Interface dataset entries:
=== Section Start ===

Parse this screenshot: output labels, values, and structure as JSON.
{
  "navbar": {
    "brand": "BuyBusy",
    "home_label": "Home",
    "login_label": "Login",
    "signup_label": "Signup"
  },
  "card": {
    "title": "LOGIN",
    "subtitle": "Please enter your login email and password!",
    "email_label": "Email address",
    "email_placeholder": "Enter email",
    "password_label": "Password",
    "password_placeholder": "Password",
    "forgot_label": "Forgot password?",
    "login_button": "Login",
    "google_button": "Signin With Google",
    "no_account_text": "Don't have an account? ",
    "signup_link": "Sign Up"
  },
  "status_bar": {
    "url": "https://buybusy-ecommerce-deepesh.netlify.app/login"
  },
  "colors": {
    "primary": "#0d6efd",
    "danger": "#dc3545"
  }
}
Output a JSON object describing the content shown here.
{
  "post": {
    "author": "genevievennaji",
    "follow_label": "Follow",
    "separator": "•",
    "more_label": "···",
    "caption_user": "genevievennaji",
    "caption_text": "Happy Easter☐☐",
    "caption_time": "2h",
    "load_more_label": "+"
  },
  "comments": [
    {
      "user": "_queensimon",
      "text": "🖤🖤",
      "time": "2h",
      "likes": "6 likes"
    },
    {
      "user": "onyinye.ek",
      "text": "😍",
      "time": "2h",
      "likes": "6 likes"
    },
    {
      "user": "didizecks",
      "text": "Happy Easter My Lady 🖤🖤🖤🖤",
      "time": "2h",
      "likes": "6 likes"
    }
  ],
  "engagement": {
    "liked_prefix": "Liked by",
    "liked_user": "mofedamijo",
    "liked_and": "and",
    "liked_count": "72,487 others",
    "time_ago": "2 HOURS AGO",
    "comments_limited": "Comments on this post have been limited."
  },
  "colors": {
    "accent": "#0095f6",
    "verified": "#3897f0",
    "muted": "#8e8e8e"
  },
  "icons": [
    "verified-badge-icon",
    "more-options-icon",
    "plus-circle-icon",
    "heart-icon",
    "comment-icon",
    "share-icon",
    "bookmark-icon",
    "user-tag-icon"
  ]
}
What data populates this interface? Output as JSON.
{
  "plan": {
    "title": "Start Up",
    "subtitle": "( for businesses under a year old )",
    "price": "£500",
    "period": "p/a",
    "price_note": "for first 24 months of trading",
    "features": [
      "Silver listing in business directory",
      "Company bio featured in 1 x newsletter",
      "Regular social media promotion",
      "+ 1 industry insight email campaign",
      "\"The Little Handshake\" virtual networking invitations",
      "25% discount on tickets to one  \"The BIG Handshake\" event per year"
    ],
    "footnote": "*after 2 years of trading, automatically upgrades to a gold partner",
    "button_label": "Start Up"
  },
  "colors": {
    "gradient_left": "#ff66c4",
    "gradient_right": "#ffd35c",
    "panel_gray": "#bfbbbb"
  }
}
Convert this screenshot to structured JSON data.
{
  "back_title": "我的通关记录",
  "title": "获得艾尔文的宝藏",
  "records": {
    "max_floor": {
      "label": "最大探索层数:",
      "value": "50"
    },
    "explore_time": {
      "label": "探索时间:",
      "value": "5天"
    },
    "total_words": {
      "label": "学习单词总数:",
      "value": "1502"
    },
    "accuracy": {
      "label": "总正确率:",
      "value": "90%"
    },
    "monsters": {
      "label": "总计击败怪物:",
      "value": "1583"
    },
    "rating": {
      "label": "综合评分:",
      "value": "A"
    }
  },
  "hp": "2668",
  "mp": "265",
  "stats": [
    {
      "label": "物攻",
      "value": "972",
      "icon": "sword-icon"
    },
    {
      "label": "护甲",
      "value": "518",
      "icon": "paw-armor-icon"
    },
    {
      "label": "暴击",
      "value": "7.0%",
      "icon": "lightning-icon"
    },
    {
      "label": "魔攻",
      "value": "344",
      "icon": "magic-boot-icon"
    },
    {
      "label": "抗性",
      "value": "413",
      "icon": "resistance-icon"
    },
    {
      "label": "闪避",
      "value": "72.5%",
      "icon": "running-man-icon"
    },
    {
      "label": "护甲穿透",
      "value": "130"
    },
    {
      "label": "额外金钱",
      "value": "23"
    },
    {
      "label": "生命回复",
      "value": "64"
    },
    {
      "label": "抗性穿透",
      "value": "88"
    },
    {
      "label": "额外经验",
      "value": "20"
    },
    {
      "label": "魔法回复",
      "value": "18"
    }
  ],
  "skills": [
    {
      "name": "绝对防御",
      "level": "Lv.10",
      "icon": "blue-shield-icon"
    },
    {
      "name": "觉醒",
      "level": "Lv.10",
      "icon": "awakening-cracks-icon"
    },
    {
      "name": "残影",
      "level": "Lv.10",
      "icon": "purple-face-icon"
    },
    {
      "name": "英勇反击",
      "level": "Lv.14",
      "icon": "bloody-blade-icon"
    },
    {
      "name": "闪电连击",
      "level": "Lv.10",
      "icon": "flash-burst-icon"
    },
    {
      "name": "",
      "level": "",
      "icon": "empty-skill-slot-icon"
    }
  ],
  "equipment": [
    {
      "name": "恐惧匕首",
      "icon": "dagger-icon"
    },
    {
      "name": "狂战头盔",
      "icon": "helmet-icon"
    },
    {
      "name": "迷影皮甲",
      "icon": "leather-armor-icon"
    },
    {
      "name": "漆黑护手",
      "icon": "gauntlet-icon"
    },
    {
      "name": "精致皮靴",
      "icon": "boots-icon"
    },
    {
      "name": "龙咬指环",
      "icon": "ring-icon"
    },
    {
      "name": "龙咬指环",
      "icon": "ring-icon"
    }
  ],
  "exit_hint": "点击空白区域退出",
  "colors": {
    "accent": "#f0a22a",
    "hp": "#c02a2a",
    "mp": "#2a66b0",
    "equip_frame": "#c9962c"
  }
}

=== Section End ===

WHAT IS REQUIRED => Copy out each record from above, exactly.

ANSWER TO THIS EXERCISE =>
Parse this screenshot: output labels, values, and structure as JSON.
{
  "navbar": {
    "brand": "BuyBusy",
    "home_label": "Home",
    "login_label": "Login",
    "signup_label": "Signup"
  },
  "card": {
    "title": "LOGIN",
    "subtitle": "Please enter your login email and password!",
    "email_label": "Email address",
    "email_placeholder": "Enter email",
    "password_label": "Password",
    "password_placeholder": "Password",
    "forgot_label": "Forgot password?",
    "login_button": "Login",
    "google_button": "Signin With Google",
    "no_account_text": "Don't have an account? ",
    "signup_link": "Sign Up"
  },
  "status_bar": {
    "url": "https://buybusy-ecommerce-deepesh.netlify.app/login"
  },
  "colors": {
    "primary": "#0d6efd",
    "danger": "#dc3545"
  }
}
Output a JSON object describing the content shown here.
{
  "post": {
    "author": "genevievennaji",
    "follow_label": "Follow",
    "separator": "•",
    "more_label": "···",
    "caption_user": "genevievennaji",
    "caption_text": "Happy Easter☐☐",
    "caption_time": "2h",
    "load_more_label": "+"
  },
  "comments": [
    {
      "user": "_queensimon",
      "text": "🖤🖤",
      "time": "2h",
      "likes": "6 likes"
    },
    {
      "user": "onyinye.ek",
      "text": "😍",
      "time": "2h",
      "likes": "6 likes"
    },
    {
      "user": "didizecks",
      "text": "Happy Easter My Lady 🖤🖤🖤🖤",
      "time": "2h",
      "likes": "6 likes"
    }
  ],
  "engagement": {
    "liked_prefix": "Liked by",
    "liked_user": "mofedamijo",
    "liked_and": "and",
    "liked_count": "72,487 others",
    "time_ago": "2 HOURS AGO",
    "comments_limited": "Comments on this post have been limited."
  },
  "colors": {
    "accent": "#0095f6",
    "verified": "#3897f0",
    "muted": "#8e8e8e"
  },
  "icons": [
    "verified-badge-icon",
    "more-options-icon",
    "plus-circle-icon",
    "heart-icon",
    "comment-icon",
    "share-icon",
    "bookmark-icon",
    "user-tag-icon"
  ]
}
What data populates this interface? Output as JSON.
{
  "plan": {
    "title": "Start Up",
    "subtitle": "( for businesses under a year old )",
    "price": "£500",
    "period": "p/a",
    "price_note": "for first 24 months of trading",
    "features": [
      "Silver listing in business directory",
      "Company bio featured in 1 x newsletter",
      "Regular social media promotion",
      "+ 1 industry insight email campaign",
      "\"The Little Handshake\" virtual networking invitations",
      "25% discount on tickets to one  \"The BIG Handshake\" event per year"
    ],
    "footnote": "*after 2 years of trading, automatically upgrades to a gold partner",
    "button_label": "Start Up"
  },
  "colors": {
    "gradient_left": "#ff66c4",
    "gradient_right": "#ffd35c",
    "panel_gray": "#bfbbbb"
  }
}
Convert this screenshot to structured JSON data.
{
  "back_title": "我的通关记录",
  "title": "获得艾尔文的宝藏",
  "records": {
    "max_floor": {
      "label": "最大探索层数:",
      "value": "50"
    },
    "explore_time": {
      "label": "探索时间:",
      "value": "5天"
    },
    "total_words": {
      "label": "学习单词总数:",
      "value": "1502"
    },
    "accuracy": {
      "label": "总正确率:",
      "value": "90%"
    },
    "monsters": {
      "label": "总计击败怪物:",
      "value": "1583"
    },
    "rating": {
      "label": "综合评分:",
      "value": "A"
    }
  },
  "hp": "2668",
  "mp": "265",
  "stats": [
    {
      "label": "物攻",
      "value": "972",
      "icon": "sword-icon"
    },
    {
      "label": "护甲",
      "value": "518",
      "icon": "paw-armor-icon"
    },
    {
      "label": "暴击",
      "value": "7.0%",
      "icon": "lightning-icon"
    },
    {
      "label": "魔攻",
      "value": "344",
      "icon": "magic-boot-icon"
    },
    {
      "label": "抗性",
      "value": "413",
      "icon": "resistance-icon"
    },
    {
      "label": "闪避",
      "value": "72.5%",
      "icon": "running-man-icon"
    },
    {
      "label": "护甲穿透",
      "value": "130"
    },
    {
      "label": "额外金钱",
      "value": "23"
    },
    {
      "label": "生命回复",
      "value": "64"
    },
    {
      "label": "抗性穿透",
      "value": "88"
    },
    {
      "label": "额外经验",
      "value": "20"
    },
    {
      "label": "魔法回复",
      "value": "18"
    }
  ],
  "skills": [
    {
      "name": "绝对防御",
      "level": "Lv.10",
      "icon": "blue-shield-icon"
    },
    {
      "name": "觉醒",
      "level": "Lv.10",
      "icon": "awakening-cracks-icon"
    },
    {
      "name": "残影",
      "level": "Lv.10",
      "icon": "purple-face-icon"
    },
    {
      "name": "英勇反击",
      "level": "Lv.14",
      "icon": "bloody-blade-icon"
    },
    {
      "name": "闪电连击",
      "level": "Lv.10",
      "icon": "flash-burst-icon"
    },
    {
      "name": "",
      "level": "",
      "icon": "empty-skill-slot-icon"
    }
  ],
  "equipment": [
    {
      "name": "恐惧匕首",
      "icon": "dagger-icon"
    },
    {
      "name": "狂战头盔",
      "icon": "helmet-icon"
    },
    {
      "name": "迷影皮甲",
      "icon": "leather-armor-icon"
    },
    {
      "name": "漆黑护手",
      "icon": "gauntlet-icon"
    },
    {
      "name": "精致皮靴",
      "icon": "boots-icon"
    },
    {
      "name": "龙咬指环",
      "icon": "ring-icon"
    },
    {
      "name": "龙咬指环",
      "icon": "ring-icon"
    }
  ],
  "exit_hint": "点击空白区域退出",
  "colors": {
    "accent": "#f0a22a",
    "hp": "#c02a2a",
    "mp": "#2a66b0",
    "equip_frame": "#c9962c"
  }
}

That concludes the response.